NORTH DAKOTA (KXNET) — How many times have you heard this? ‘It came out of nowhere’ or ‘it just jumped in front of me’.

Deer-auto collisions happen quite often this time of year in North Dakota.

October through early December is the peak season for deer-vehicle accidents.

While it can be as simple as more deer, or more cars, this time of year, marks fall mating season, when the bucks are quite literally chasing after a doe.

And there are some other factors in the uptick of the ‘run-ins’ this time of year.

“There’s a lot of disturbance this time of the year. There are some young juvenile animals that are being disbursed. You know, we’ve got a lot of harvests that are going on, there are a lot more people out in the backcountry in North Dakota enjoying the outdoors whether it be upland game hunting, waterfowl hunting. So, there’s a lot more disturbance and we certainly encourage motorists to be aware of that,” said Greg Gullickson, outreach biologist for the North Dakota Game and Fish.

According to Gullickson, this year’s deer population in North Dakota is rebounding, especially in central areas of the state after the EHD disease wiped out a lot of the deer population last year.

A higher population equals a higher chance of meeting a deer in front of your car.
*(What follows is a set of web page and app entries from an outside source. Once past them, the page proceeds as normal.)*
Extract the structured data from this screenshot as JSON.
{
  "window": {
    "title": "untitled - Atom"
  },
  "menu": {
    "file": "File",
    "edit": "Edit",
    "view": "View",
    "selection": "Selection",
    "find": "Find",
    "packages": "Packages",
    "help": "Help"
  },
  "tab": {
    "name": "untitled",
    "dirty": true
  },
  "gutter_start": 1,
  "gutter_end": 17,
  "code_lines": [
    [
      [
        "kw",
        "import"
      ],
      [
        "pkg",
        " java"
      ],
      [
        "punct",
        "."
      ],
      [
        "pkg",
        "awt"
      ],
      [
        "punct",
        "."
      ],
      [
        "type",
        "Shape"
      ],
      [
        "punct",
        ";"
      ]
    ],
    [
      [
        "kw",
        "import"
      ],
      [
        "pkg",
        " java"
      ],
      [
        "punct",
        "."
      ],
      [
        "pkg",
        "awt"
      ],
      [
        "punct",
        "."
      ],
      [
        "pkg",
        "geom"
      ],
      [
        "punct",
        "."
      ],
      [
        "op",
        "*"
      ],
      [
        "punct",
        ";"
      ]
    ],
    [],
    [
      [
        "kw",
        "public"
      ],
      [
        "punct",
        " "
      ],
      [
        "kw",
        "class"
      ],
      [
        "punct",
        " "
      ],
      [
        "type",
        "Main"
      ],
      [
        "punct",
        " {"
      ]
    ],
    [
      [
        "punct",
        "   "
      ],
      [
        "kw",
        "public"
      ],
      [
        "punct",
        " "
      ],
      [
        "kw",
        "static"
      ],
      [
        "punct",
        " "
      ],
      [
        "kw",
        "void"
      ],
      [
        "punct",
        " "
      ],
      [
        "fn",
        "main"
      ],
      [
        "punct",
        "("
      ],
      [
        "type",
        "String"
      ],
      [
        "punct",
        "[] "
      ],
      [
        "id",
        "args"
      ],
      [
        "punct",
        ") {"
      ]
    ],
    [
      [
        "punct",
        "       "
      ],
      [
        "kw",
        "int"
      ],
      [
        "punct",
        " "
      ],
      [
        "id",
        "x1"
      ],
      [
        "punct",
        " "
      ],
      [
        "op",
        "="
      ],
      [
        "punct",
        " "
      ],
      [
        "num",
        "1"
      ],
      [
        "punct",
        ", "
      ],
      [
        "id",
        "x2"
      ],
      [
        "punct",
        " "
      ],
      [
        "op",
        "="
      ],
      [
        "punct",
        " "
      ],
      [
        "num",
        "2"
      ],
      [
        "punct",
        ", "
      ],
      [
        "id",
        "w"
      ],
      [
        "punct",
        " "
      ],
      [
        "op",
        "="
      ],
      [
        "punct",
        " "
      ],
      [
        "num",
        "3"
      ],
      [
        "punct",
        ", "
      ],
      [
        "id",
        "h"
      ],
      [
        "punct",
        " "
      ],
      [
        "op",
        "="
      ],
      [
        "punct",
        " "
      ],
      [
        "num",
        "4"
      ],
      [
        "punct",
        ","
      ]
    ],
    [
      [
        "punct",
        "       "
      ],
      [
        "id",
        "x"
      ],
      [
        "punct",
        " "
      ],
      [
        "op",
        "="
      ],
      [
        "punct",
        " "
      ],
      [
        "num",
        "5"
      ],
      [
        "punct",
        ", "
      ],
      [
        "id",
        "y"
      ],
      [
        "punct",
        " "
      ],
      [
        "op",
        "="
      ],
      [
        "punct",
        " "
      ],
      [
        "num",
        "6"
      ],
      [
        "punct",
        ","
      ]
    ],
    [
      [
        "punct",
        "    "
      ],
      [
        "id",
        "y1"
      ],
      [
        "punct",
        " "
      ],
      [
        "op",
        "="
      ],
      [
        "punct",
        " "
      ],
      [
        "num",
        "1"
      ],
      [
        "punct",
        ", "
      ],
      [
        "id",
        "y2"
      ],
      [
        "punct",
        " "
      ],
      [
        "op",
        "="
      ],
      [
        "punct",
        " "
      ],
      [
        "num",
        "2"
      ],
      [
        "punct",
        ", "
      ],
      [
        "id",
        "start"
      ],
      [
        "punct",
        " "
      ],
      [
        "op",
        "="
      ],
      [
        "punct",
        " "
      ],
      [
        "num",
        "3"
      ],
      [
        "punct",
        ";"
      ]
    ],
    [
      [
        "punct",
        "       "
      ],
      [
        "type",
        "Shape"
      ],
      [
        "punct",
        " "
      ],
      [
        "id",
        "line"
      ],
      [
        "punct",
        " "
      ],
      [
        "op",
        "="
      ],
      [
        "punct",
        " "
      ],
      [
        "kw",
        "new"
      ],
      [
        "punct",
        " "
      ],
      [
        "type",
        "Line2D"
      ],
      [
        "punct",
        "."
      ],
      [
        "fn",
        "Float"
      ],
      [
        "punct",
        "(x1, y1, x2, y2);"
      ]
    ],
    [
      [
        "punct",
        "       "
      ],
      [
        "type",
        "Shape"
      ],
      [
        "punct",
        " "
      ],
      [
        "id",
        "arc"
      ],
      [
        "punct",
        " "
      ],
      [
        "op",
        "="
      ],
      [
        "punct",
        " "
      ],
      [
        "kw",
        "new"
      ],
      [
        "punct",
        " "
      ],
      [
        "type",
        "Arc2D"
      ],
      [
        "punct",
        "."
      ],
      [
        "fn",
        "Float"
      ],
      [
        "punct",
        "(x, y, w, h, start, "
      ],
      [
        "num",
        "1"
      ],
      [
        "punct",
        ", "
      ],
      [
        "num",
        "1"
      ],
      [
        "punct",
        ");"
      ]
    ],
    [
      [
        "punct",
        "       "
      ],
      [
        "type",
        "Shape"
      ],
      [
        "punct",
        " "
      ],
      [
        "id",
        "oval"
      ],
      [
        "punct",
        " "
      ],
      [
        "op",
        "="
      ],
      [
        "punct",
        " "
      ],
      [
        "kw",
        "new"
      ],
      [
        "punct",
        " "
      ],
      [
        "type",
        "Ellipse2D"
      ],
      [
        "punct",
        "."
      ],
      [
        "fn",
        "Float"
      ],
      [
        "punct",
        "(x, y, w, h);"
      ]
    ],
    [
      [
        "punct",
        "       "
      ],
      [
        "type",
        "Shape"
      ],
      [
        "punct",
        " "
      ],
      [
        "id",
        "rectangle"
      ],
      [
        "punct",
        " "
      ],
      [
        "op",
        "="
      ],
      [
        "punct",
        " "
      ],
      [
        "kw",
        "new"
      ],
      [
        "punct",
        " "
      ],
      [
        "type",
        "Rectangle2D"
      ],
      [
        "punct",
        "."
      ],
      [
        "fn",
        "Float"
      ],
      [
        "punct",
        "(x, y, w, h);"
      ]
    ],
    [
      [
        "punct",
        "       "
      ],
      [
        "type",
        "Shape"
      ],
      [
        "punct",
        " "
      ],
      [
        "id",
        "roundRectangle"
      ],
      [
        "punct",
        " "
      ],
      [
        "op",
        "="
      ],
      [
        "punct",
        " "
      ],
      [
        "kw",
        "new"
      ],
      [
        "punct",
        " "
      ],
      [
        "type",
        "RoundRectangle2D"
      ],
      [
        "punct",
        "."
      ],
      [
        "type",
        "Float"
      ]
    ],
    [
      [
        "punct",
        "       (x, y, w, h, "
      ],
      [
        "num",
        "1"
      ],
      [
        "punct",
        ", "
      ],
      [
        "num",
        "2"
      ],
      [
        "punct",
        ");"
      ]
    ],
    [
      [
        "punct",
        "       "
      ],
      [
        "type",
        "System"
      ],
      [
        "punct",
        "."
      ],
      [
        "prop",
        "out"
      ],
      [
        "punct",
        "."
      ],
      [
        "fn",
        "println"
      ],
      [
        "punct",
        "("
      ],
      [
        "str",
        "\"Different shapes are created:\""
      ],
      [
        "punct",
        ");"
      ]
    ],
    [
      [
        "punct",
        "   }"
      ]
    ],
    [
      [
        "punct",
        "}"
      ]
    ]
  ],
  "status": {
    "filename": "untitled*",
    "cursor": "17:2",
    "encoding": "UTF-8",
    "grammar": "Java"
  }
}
Gullickson has some tips to deal with and avoid that situation.

He said, “Especially for motorists if you see a deer, slow down, honk your horn. And if you happen to get into an accident with a deer, you don’t need to report it unless there’s personal injury or other property that’s damaged other than the vehicle. If you do hit a deer, whether it’s alive or not, contact State Radio to let them know what the situation is.”

And if you want to possess the deer, you must call Game and Fish to receive a tag before loading it into your pickup.

If there is damage to property or anyone in the collision is injured, call 9-1-1.

Knowing how to prevent or protect yourself in a deer-vehicle collision, could make the outcome very different.

“A lot of times, deer-car collisions are unavoidable. So, if you have to hit a deer, hit a deer on the highway. Don’t swerve, don’t take the ditch. We have more accidents that happen that are worse because people try to avoid a deer by swerving and going into the ditch and rolling over their vehicle. Just simply hit the deer if you have to,” explained Gullickson.

Dusk and dawn are usually the most dangerous times for an accident to happen, and deer at that time usually travel in groups of two to three.

Be on the lookout for deer crossing signs, look out for the deer’s reflective glowing eyes at night, and always wear your seatbelt.

North Dakota is ranked 11th in the country for the number of deer-vehicle collisions.

About one in every 68 car accidents involves an animal.